→ WHAT YOU NEED TO DO: Repeat the listing below exactly. Pictures do not belong in the copy.

→ SUPPLIED DATA:
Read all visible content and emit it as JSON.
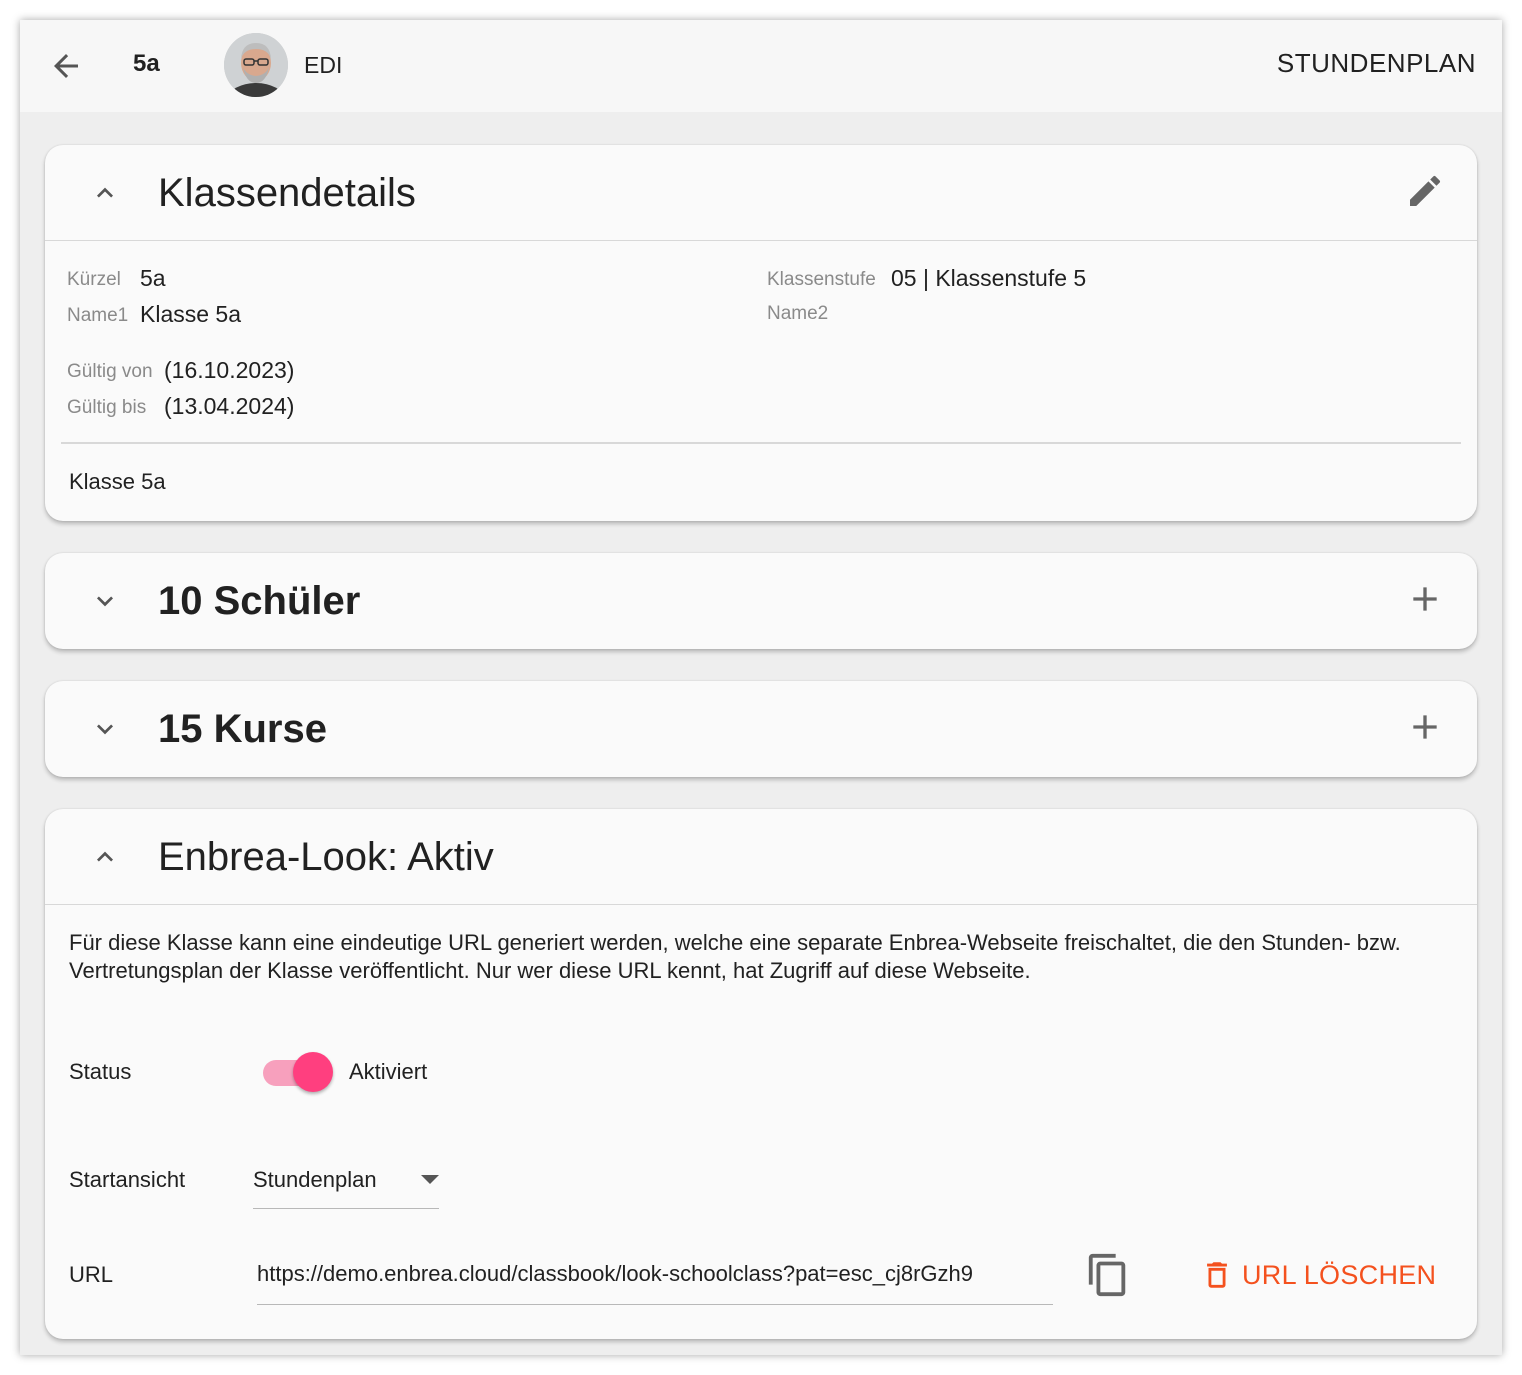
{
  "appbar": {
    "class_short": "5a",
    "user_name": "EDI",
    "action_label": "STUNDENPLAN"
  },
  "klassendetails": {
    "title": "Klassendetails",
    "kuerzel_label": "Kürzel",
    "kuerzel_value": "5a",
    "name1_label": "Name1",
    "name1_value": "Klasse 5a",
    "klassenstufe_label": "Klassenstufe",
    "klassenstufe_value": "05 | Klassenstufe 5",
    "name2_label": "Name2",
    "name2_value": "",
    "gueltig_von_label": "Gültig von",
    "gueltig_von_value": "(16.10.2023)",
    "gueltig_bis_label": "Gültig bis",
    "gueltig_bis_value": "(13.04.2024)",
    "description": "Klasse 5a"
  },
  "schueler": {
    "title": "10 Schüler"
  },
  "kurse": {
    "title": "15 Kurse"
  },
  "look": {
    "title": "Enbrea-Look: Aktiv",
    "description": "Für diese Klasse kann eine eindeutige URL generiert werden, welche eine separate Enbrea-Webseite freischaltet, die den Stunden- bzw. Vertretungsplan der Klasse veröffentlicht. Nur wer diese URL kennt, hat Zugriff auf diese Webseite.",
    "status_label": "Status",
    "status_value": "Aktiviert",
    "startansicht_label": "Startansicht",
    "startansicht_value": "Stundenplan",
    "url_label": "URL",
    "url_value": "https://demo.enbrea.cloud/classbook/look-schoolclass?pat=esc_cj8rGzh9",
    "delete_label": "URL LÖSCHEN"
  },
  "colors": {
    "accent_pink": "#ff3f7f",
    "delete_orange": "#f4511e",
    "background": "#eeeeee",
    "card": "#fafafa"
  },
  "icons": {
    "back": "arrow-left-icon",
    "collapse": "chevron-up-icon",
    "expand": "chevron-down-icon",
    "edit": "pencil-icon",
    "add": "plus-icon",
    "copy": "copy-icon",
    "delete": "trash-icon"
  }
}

→ YOUR RESPONSE:
Read all visible content and emit it as JSON.
{
  "appbar": {
    "class_short": "5a",
    "user_name": "EDI",
    "action_label": "STUNDENPLAN"
  },
  "klassendetails": {
    "title": "Klassendetails",
    "kuerzel_label": "Kürzel",
    "kuerzel_value": "5a",
    "name1_label": "Name1",
    "name1_value": "Klasse 5a",
    "klassenstufe_label": "Klassenstufe",
    "klassenstufe_value": "05 | Klassenstufe 5",
    "name2_label": "Name2",
    "name2_value": "",
    "gueltig_von_label": "Gültig von",
    "gueltig_von_value": "(16.10.2023)",
    "gueltig_bis_label": "Gültig bis",
    "gueltig_bis_value": "(13.04.2024)",
    "description": "Klasse 5a"
  },
  "schueler": {
    "title": "10 Schüler"
  },
  "kurse": {
    "title": "15 Kurse"
  },
  "look": {
    "title": "Enbrea-Look: Aktiv",
    "description": "Für diese Klasse kann eine eindeutige URL generiert werden, welche eine separate Enbrea-Webseite freischaltet, die den Stunden- bzw. Vertretungsplan der Klasse veröffentlicht. Nur wer diese URL kennt, hat Zugriff auf diese Webseite.",
    "status_label": "Status",
    "status_value": "Aktiviert",
    "startansicht_label": "Startansicht",
    "startansicht_value": "Stundenplan",
    "url_label": "URL",
    "url_value": "https://demo.enbrea.cloud/classbook/look-schoolclass?pat=esc_cj8rGzh9",
    "delete_label": "URL LÖSCHEN"
  },
  "colors": {
    "accent_pink": "#ff3f7f",
    "delete_orange": "#f4511e",
    "background": "#eeeeee",
    "card": "#fafafa"
  },
  "icons": {
    "back": "arrow-left-icon",
    "collapse": "chevron-up-icon",
    "expand": "chevron-down-icon",
    "edit": "pencil-icon",
    "add": "plus-icon",
    "copy": "copy-icon",
    "delete": "trash-icon"
  }
}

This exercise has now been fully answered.